Finally the book tells of the anguish that the families live through, knowing their loved ones are in a combat zone. It shows the fears that become realities when Marines become casualties. And it tells the frustrations that families feel, trying to get information, the worst situation being not knowing. Conversely, it shows friends, families and communities pulling together to offer support to the affected.
These multiple facets originate with a small group of Marines, but then spread, like ripples on a pond, encompassing others, from medical personnel to friends and family. The book shows Marines in battle, doctors and nurses striving to keep the wounded alive and families waiting by the phone. It stretches from dusty streets in Iraq, through Germany, to a small town in upstate New York. In many ways the book shows the horrors of war, the agony of the survivors and the tragedy of death. But it also shows goodness in people, faith and sacrifice, unity and strength. It is a story that needs to be told, and has been, well.
The Gift of Valor is available at the Uinta County Library in both book and book on CD formats.

Dale Collum, Uinta County Library 2/2007

Under Orders by Dick Francis
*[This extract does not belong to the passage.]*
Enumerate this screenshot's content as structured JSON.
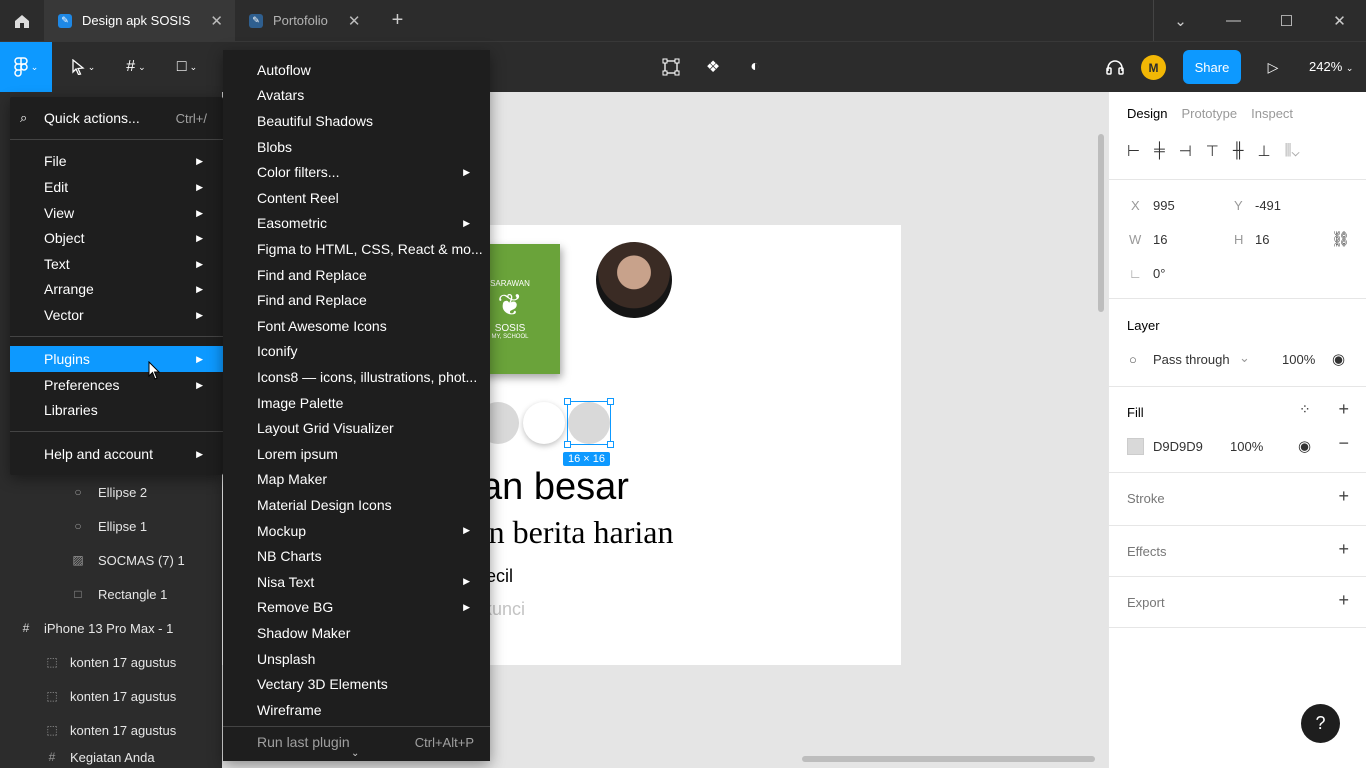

Dick Francis is back! After a six-year hiatus in his writing career he rides again. Sid Halley, the star of three former novels, is an ex-champion jockey. A crippling injury forced him into retirement in Whiphand. Sid hasn’t appeared since 1995 in Come to Grief.
Dick Francis has written more than 40 books in his career, and most are involved with the English horseracing scene. Although the racetrack is central to each story, the books also involve such diverse topics as meteorology, banking, painting, and kidnapping. There is always something interesting to be learned from a Francis novel. In Under Orders, DNA mapping is introduced. In Proof, it’s the wine business, and in Smokescreen, film production is paired with racing.
The action starts at Cheltenham, a very popular racecourse, with three deaths on Gold Cup Day. The Gold Cup is a famous race offering a substantial purse. Thus begins a rather unusual for a day at the races, even for Sid Halley. He discovers the body of jockey Huw Walker, with three bullets in him, shortly after being asked to investigate a possible race-fixing scheme. Race-fixing is a chronic problem in high-stakes racing, and is coupled with the newer concern of internet gambling in another on-going investigation of this remarkable story.
This is Francis at his classic best, with excellent characterizations, fast pace and full of suspense. The ending has a nice twist and even a nice bit of romance involving Halley’s new significant other person. This book is highly recommended—as are all forty others of his as well.
Under Orders is available at the Uinta County Library. Call 789-2770 for more information. You can find us online at, or just type WYLD on your search bar and check out Wyoming’s information portal! From the WYLD site you can access your account, renew your books, put books on hold, and look at all the new databases.

Reviewed by Mary Hipol, Uinta County Library 11/17/2006